#### DATA SHOWN:

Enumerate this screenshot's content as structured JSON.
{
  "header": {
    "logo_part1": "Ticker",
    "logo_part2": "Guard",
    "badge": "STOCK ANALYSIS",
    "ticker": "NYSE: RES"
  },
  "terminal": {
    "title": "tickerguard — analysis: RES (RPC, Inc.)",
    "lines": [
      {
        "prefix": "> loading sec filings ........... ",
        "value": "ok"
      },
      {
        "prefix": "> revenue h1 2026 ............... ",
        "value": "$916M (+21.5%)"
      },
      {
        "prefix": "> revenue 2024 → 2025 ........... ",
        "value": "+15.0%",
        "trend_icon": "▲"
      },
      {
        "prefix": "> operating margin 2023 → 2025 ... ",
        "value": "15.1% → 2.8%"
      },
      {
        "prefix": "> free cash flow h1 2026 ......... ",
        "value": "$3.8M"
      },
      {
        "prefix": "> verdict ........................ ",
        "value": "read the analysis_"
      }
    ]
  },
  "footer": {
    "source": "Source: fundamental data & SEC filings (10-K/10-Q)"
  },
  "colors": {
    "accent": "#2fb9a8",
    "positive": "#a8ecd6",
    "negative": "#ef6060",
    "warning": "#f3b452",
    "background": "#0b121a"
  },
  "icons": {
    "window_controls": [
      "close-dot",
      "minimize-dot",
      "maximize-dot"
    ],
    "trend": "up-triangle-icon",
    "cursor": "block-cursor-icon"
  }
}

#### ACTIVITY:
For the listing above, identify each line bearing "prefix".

#### EXPECTED OUTPUT:
        "prefix": "> loading sec filings ........... ",
        "prefix": "> revenue h1 2026 ............... ",
        "prefix": "> revenue 2024 → 2025 ........... ",
        "prefix": "> operating margin 2023 → 2025 ... ",
        "prefix": "> free cash flow h1 2026 ......... ",
        "prefix": "> verdict ........................ ",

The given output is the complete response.